Dataset entries:
***
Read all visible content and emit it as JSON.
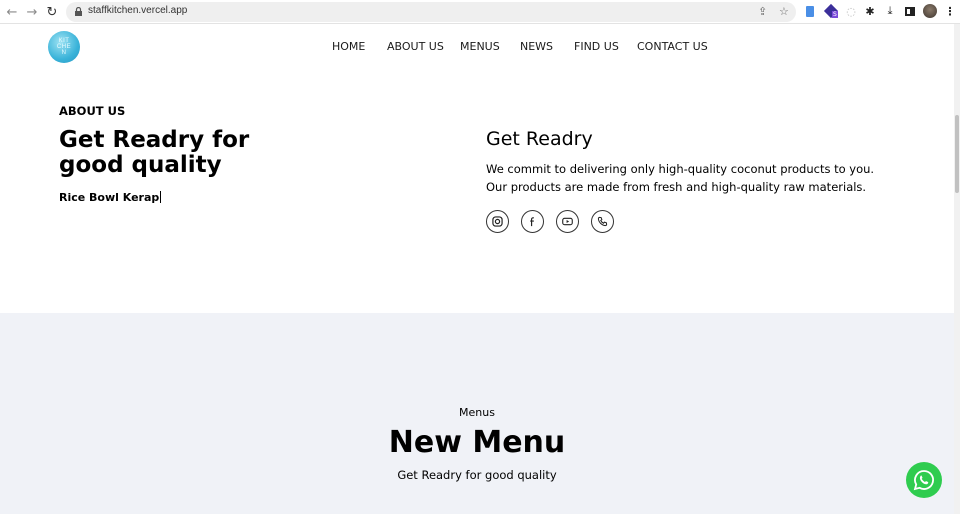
{
  "browser": {
    "url": "staffkitchen.vercel.app",
    "back_icon": "arrow-left",
    "forward_icon": "arrow-right",
    "reload_icon": "reload",
    "extensions": [
      "share-icon",
      "star-icon",
      "clipboard-extension",
      "stack-extension",
      "circle-extension",
      "puzzle-icon",
      "download-icon",
      "sidepanel-icon",
      "profile-avatar",
      "kebab-menu-icon"
    ],
    "extension_badge": "S"
  },
  "site": {
    "logo_text": [
      "KIT",
      "CHE",
      "N"
    ],
    "nav": [
      "HOME",
      "ABOUT US",
      "MENUS",
      "NEWS",
      "FIND US",
      "CONTACT US"
    ]
  },
  "about": {
    "label": "ABOUT US",
    "title": "Get Readry for good quality",
    "typed_text": "Rice Bowl Kerap",
    "right_title": "Get Readry",
    "description": "We commit to delivering only high-quality coconut products to you. Our products are made from fresh and high-quality raw materials.",
    "socials": [
      "instagram",
      "facebook",
      "youtube",
      "phone"
    ]
  },
  "menus": {
    "label": "Menus",
    "title": "New Menu",
    "subtitle": "Get Readry for good quality"
  },
  "colors": {
    "section_bg": "#f0f2f7",
    "whatsapp": "#2fcc4f",
    "logo": "#3ab3d9"
  }
}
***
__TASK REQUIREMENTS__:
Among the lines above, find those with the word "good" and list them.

__FINISHED TASK__:
    "title": "Get Readry for good quality",
    "subtitle": "Get Readry for good quality"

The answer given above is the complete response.